* [TASK STATEMENT] Please copy each line from the entries that contains the string "JSON".

* [DATA RECORDS]
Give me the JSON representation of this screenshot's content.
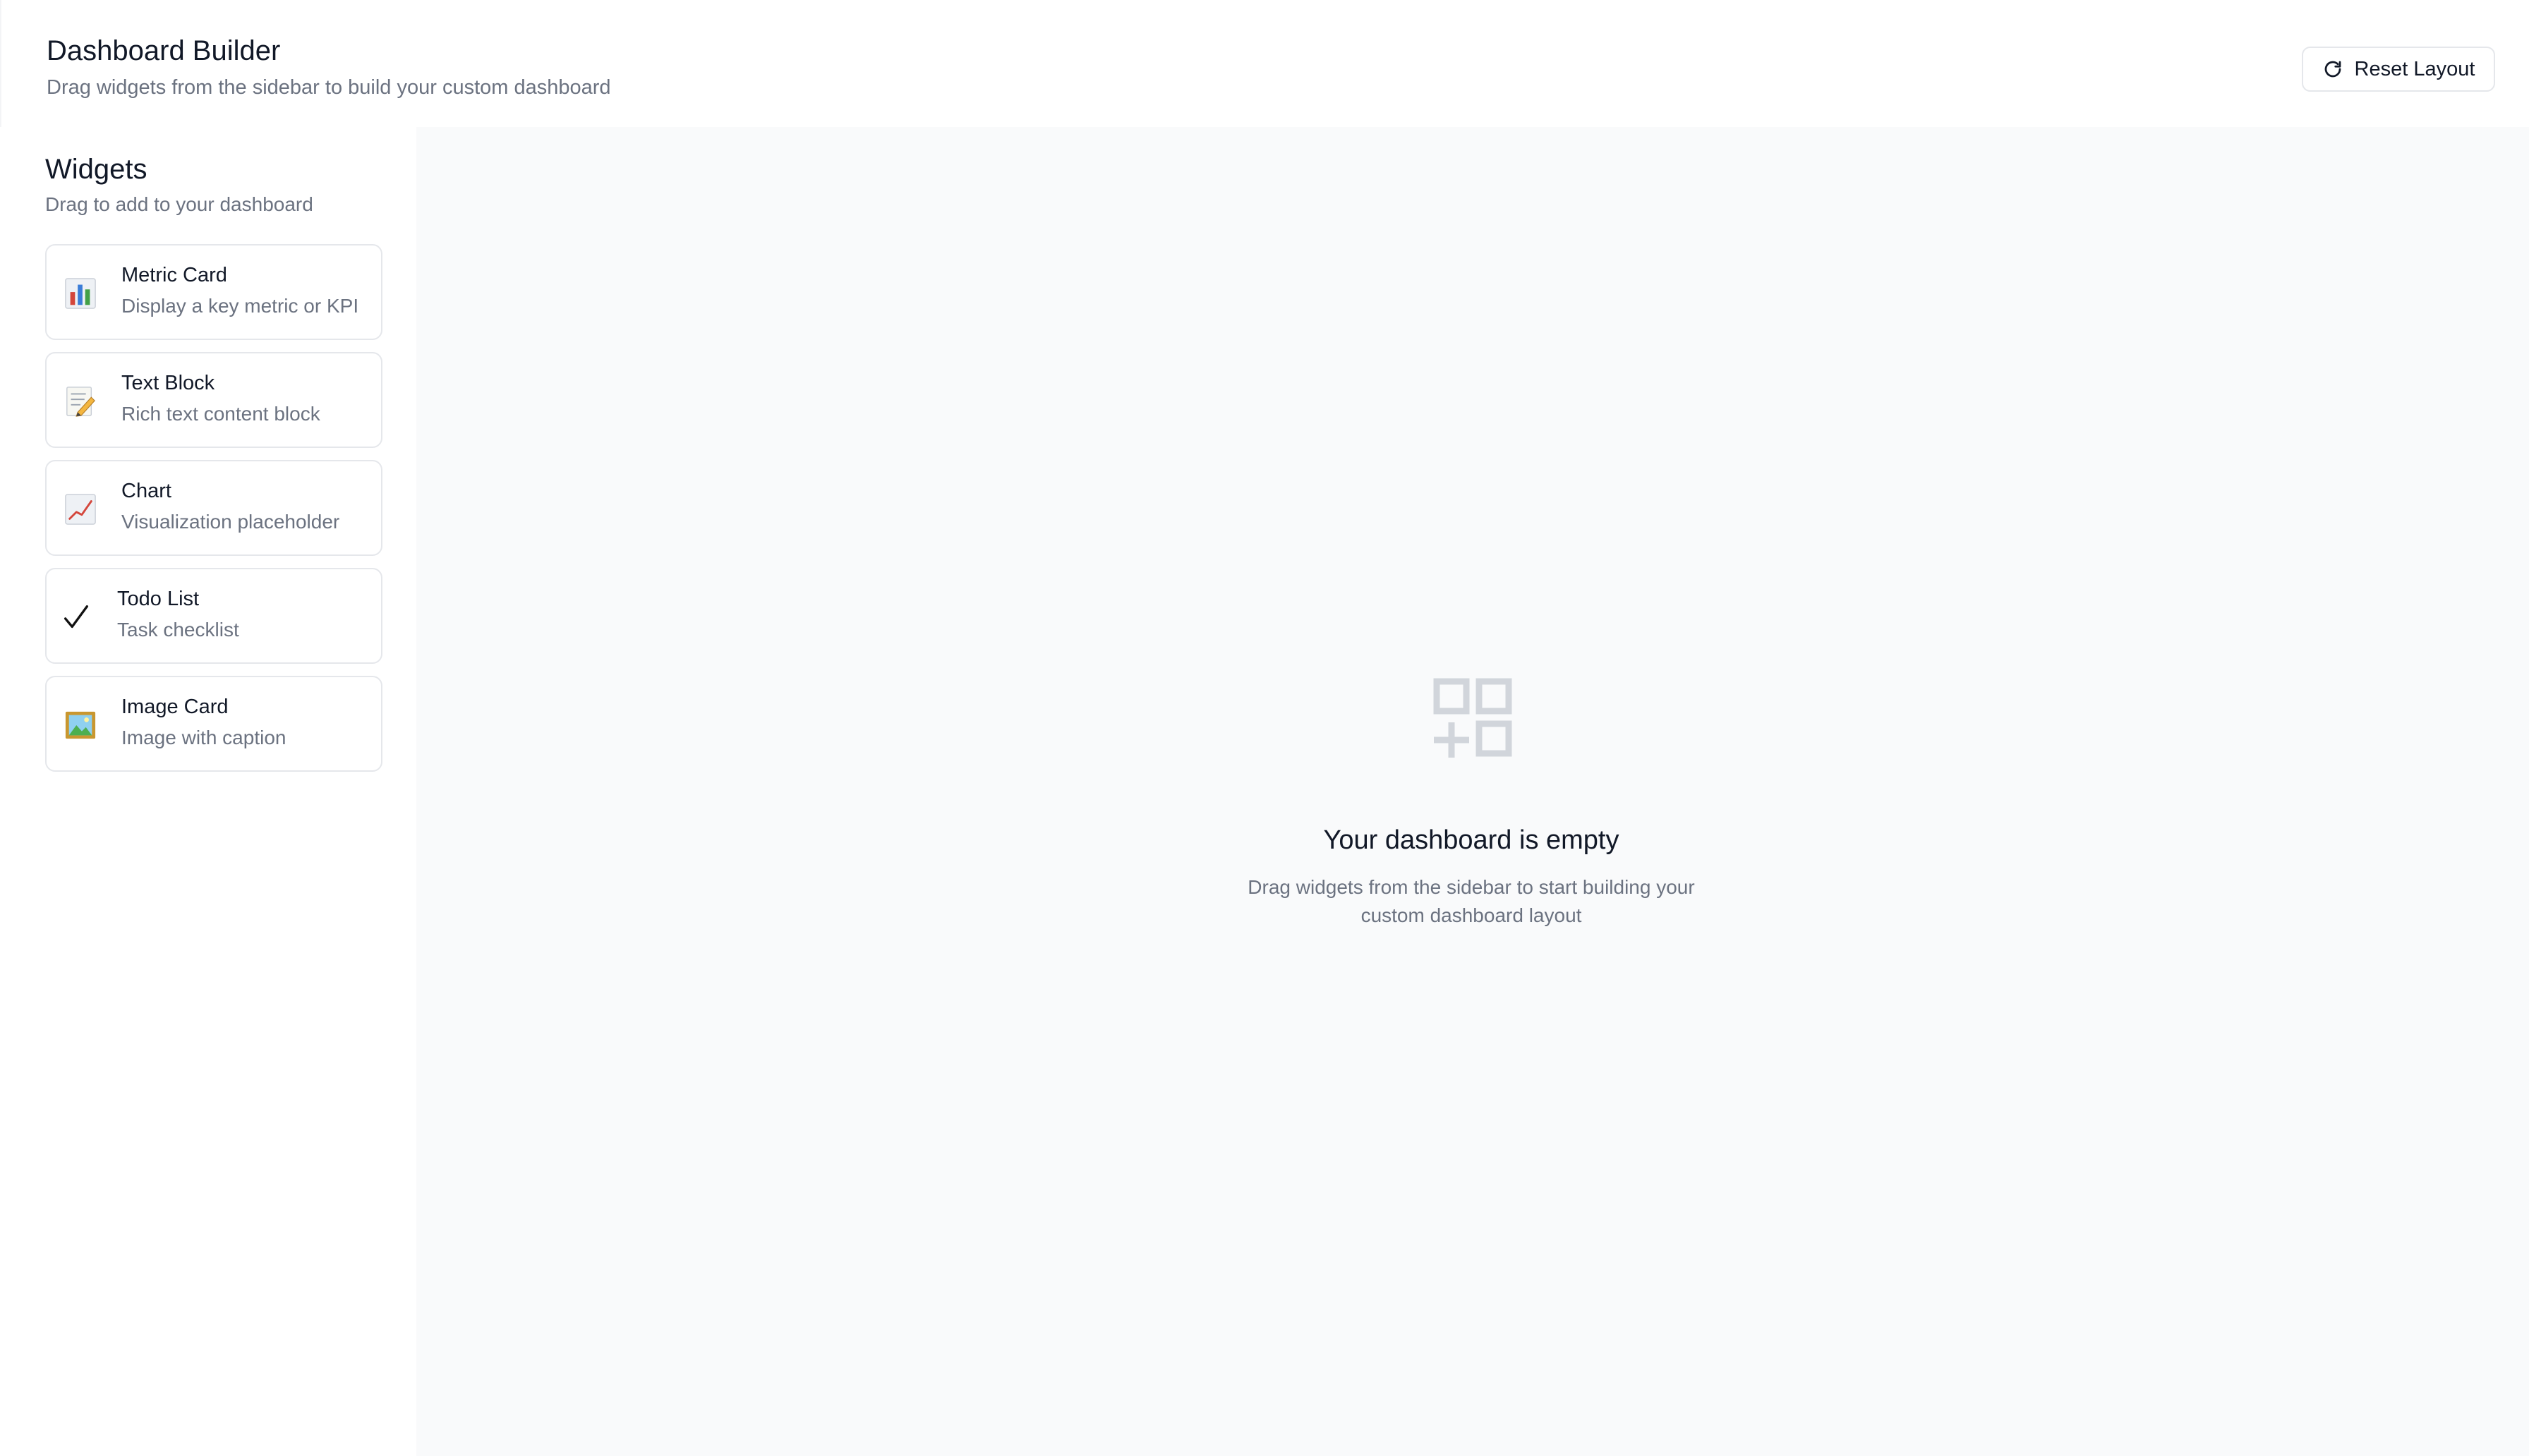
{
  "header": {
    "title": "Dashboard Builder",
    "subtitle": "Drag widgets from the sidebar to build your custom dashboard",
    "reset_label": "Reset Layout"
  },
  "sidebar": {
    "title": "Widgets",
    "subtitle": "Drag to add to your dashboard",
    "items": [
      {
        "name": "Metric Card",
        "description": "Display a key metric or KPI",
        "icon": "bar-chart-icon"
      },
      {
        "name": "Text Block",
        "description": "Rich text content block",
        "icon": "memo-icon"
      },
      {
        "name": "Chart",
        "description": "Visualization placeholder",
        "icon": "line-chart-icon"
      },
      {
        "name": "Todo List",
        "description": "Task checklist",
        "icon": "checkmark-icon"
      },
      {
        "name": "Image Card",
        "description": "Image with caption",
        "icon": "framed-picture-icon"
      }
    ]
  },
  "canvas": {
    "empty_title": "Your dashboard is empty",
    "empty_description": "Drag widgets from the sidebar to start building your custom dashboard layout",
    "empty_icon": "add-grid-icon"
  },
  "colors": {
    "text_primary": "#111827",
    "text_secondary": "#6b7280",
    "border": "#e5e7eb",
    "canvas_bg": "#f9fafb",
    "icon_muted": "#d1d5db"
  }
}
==
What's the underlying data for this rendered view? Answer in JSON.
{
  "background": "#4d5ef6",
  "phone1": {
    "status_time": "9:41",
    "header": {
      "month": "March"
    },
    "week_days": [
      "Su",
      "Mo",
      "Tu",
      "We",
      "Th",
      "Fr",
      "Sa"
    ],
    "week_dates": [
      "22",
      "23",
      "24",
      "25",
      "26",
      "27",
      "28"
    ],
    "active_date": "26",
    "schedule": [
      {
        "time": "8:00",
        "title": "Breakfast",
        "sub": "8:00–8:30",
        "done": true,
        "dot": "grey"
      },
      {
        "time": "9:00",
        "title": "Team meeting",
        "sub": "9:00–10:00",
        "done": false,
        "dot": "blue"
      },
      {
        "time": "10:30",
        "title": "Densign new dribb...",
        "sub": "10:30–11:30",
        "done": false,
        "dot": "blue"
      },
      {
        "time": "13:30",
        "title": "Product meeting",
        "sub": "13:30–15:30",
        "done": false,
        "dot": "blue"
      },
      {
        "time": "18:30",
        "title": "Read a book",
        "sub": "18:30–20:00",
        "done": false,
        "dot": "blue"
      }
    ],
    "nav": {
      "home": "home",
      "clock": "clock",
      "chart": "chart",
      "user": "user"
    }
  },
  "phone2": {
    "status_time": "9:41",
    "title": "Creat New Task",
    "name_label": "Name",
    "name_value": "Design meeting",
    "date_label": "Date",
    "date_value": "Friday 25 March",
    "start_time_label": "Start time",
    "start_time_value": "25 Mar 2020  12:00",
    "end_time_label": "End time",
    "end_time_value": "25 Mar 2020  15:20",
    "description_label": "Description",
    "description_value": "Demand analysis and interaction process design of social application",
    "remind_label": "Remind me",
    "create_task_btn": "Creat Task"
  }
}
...
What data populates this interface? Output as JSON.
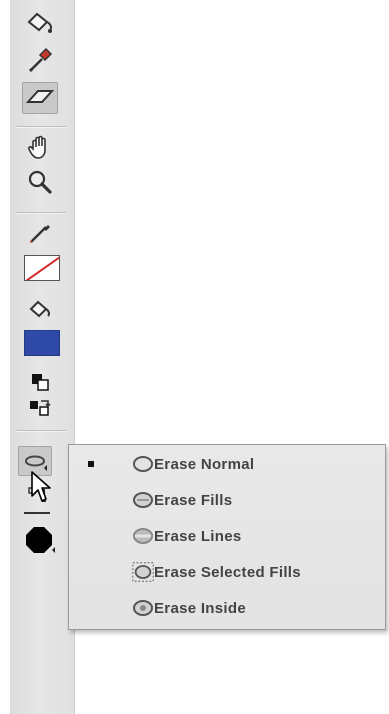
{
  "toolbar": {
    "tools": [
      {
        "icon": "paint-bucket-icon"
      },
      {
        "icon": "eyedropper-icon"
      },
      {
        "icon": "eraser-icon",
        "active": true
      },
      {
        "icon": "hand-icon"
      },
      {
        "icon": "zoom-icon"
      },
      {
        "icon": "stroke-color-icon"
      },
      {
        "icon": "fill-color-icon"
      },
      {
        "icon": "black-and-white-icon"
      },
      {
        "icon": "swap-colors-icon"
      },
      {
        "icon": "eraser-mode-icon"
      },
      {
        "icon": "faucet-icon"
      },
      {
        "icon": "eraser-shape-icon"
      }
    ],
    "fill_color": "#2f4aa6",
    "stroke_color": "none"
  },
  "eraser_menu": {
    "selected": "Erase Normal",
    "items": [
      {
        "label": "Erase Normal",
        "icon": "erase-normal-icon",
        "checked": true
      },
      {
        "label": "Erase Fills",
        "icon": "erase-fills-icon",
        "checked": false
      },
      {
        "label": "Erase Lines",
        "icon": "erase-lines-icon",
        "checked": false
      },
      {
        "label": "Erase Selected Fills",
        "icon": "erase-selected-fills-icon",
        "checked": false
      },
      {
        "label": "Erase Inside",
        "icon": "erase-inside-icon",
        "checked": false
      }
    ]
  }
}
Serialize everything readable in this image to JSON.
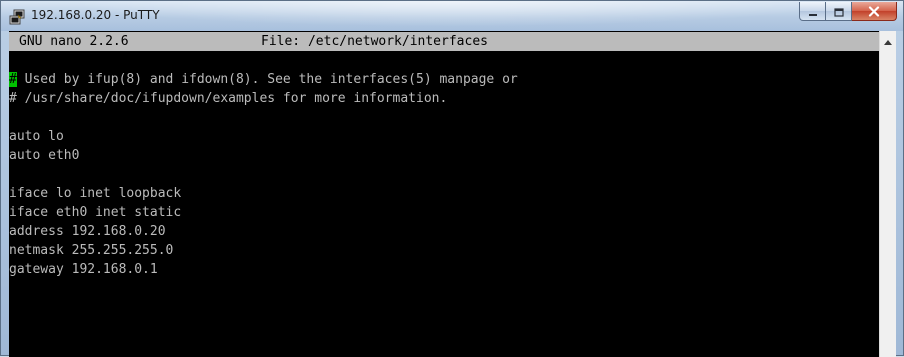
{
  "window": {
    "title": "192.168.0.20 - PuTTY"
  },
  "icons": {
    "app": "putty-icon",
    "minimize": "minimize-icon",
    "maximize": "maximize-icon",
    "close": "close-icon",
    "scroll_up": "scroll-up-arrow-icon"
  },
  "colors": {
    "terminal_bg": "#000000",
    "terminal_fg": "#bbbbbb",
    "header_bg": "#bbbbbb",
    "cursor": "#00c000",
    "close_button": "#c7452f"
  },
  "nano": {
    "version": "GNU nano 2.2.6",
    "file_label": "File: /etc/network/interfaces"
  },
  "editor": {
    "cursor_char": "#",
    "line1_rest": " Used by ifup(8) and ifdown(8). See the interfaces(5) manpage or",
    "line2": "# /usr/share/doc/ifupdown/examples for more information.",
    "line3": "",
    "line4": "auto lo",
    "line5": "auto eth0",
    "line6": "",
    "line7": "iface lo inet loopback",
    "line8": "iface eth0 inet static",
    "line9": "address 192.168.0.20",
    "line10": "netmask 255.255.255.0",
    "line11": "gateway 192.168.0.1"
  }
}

* [SOLUTION BELOW]
Give me the JSON representation of this screenshot's content.
What's the underlying data for this rendered view? Answer in JSON.
What data populates this interface? Output as JSON.
Serialize everything readable in this image to JSON.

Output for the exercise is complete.